Scientists are working on a new digital camera imitating the eyes of insects and being able to capture an impressive 160-degree field of view. The bug-eye camera consists of 180 tiny lenses stretched along a centimeter-wide curved array, inspired by the eyes of bark beetles and fire ants.
The digital camera was designed by a research team led by University of Illinois scientists whose purpose was to develop a man-made camera able to reveal how insects see the world. Traditional cameras, like the human eye, gather light through a single frontal lens, while other internal lenses focus the light on the film or sensor.
But insects’ eyes work totally differently: they are provided with a vast number of tiny lenses called ommatidia, which break down an image into small pieces. The pieces are then reassembled at the center of the eye to form a larger, more complete image than what humans are able to see.
The system based on insects’ compound eyes presents numerous advantages, including a very wide-angle view and immense depth of field. This depth of field allows the bug-eye camera to focus on objects at different distances at the same time, without the distortion seen in regular cameras.
For the time being, the prototype has few pixels so it produces low resolution images, but researchers expect to be able to improve the resolution with more advanced technology. Scientists are also hoping to further expand their research so as to develop insect eye-inspired cameras with as many as 20,000 lenses or even more. The dragonfly eye has about 28,000 ommatidia, while the praying mantis has around 15,000.

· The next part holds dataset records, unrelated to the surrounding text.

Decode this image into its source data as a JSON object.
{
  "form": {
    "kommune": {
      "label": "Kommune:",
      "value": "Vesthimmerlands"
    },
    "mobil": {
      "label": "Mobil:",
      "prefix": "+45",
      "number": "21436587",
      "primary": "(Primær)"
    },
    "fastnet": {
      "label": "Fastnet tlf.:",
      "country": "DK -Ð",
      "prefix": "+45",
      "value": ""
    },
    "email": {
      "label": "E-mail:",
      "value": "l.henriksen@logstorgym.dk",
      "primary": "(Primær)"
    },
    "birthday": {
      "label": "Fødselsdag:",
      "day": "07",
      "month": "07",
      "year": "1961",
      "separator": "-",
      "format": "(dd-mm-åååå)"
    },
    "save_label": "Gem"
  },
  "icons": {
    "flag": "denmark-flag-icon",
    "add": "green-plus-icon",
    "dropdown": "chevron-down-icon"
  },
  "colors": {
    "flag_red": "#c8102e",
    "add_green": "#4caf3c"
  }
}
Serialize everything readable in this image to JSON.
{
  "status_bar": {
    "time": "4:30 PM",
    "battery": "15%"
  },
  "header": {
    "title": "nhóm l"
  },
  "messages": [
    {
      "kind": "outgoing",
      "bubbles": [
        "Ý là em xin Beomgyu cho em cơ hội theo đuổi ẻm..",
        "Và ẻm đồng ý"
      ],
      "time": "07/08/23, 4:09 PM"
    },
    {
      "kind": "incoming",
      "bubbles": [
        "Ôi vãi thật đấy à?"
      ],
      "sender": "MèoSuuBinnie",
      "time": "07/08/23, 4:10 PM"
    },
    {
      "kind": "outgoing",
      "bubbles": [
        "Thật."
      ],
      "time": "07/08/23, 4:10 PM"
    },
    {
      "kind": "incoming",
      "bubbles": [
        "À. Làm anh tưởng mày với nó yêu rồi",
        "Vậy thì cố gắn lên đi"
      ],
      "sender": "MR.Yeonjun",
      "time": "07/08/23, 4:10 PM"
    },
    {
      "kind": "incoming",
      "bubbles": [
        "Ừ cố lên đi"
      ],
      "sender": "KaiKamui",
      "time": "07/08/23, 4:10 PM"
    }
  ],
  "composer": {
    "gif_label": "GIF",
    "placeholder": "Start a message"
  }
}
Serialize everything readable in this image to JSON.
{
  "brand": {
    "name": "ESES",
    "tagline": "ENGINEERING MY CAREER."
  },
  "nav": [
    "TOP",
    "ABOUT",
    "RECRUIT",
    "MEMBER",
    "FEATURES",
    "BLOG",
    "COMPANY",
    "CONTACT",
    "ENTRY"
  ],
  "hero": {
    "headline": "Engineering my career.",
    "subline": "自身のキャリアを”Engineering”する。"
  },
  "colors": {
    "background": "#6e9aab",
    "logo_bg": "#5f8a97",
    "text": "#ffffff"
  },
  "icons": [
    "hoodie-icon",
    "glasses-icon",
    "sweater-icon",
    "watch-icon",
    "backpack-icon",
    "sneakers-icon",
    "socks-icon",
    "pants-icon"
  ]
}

This technology could have numerous uses in the medical field, but also in surveillance and security. The research team believes the system could be used to manufacture highly efficient endoscopic cameras, but also high-resolution surveillance cameras that can offer a 180-degree wide view. The camera could even be fitted on a small robotic mechanism that could be used to scan various locations remotely. For instance, such a device could be sent in a collapsed building to scan the area for further risks and survivors.
[Images via uasvision]